> **WORK TASK**
Search the material below for the word "ngày". Copy every line that has it.

> **MATERIAL SHOWN**
BEGIN
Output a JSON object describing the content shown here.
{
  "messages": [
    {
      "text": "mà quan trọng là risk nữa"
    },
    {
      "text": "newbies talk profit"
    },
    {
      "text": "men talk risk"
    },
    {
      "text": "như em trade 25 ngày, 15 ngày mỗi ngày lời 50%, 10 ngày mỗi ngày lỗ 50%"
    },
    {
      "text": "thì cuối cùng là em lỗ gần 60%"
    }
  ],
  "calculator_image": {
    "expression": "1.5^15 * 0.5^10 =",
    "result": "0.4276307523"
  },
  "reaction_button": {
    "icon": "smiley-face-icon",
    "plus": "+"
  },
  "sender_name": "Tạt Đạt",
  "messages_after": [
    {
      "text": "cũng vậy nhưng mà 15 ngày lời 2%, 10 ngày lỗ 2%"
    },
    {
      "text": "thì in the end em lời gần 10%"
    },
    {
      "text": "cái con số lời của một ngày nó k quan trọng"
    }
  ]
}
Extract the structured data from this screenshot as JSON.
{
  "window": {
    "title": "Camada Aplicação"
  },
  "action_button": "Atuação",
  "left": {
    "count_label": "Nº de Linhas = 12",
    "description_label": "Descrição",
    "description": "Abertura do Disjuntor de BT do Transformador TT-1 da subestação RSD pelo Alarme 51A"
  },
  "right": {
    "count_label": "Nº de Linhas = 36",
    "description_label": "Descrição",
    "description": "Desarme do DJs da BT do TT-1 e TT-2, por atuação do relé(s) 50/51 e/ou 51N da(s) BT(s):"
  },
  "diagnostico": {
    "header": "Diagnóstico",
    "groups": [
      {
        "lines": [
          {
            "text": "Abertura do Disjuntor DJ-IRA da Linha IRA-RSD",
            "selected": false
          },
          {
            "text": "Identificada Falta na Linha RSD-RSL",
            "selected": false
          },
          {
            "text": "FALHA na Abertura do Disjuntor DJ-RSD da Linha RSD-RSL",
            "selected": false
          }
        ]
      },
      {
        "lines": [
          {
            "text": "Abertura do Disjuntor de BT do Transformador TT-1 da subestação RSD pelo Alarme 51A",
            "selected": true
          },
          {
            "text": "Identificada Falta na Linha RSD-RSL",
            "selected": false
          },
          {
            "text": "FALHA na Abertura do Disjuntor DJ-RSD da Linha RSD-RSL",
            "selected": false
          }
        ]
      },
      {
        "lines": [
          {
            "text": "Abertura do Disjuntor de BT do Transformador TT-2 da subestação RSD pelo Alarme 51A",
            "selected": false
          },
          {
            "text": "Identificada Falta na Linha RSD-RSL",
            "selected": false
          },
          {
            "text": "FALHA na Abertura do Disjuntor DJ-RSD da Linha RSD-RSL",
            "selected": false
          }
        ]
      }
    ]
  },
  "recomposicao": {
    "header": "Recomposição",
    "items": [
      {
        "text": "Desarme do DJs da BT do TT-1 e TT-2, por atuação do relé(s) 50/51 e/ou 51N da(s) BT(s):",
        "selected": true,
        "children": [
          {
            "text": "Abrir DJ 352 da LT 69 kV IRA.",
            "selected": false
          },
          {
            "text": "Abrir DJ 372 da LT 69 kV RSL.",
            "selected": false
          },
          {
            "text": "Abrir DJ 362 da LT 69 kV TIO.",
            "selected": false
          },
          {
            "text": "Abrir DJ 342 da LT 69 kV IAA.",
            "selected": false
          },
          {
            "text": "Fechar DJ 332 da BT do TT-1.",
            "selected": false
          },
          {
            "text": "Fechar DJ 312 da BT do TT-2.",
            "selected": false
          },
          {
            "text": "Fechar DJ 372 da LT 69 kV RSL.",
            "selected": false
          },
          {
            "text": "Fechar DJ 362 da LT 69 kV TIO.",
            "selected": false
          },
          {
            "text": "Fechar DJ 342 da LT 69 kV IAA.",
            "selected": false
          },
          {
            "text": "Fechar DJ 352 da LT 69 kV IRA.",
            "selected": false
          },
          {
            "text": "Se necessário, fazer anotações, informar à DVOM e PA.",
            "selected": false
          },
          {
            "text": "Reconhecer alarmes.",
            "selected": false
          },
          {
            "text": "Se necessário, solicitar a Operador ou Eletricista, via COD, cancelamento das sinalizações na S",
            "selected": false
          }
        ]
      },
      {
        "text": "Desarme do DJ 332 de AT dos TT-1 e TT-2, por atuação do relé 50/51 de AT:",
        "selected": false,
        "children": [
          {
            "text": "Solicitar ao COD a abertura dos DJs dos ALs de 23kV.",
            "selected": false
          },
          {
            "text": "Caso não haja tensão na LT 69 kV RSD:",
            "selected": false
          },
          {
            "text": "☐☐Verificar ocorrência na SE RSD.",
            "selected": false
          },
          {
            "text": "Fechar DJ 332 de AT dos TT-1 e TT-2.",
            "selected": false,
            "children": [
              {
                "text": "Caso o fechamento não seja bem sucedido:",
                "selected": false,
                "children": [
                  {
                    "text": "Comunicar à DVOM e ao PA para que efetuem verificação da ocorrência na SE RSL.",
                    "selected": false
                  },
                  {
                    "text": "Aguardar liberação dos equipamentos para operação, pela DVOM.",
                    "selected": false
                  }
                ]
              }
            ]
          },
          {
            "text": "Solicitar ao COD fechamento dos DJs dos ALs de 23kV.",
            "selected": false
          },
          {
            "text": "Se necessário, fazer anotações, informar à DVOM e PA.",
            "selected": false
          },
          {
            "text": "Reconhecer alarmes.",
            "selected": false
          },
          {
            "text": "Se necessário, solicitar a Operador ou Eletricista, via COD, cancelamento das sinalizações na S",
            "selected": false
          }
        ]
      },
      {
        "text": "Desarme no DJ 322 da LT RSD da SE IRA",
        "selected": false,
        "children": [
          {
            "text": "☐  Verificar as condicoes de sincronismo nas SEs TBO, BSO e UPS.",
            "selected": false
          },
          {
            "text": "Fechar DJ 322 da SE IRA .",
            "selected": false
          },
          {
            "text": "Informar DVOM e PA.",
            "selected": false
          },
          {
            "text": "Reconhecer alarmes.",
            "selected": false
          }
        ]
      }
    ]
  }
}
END
> **RESPONSE**
      "text": "như em trade 25 ngày, 15 ngày mỗi ngày lời 50%, 10 ngày mỗi ngày lỗ 50%"
      "text": "cũng vậy nhưng mà 15 ngày lời 2%, 10 ngày lỗ 2%"
      "text": "cái con số lời của một ngày nó k quan trọng"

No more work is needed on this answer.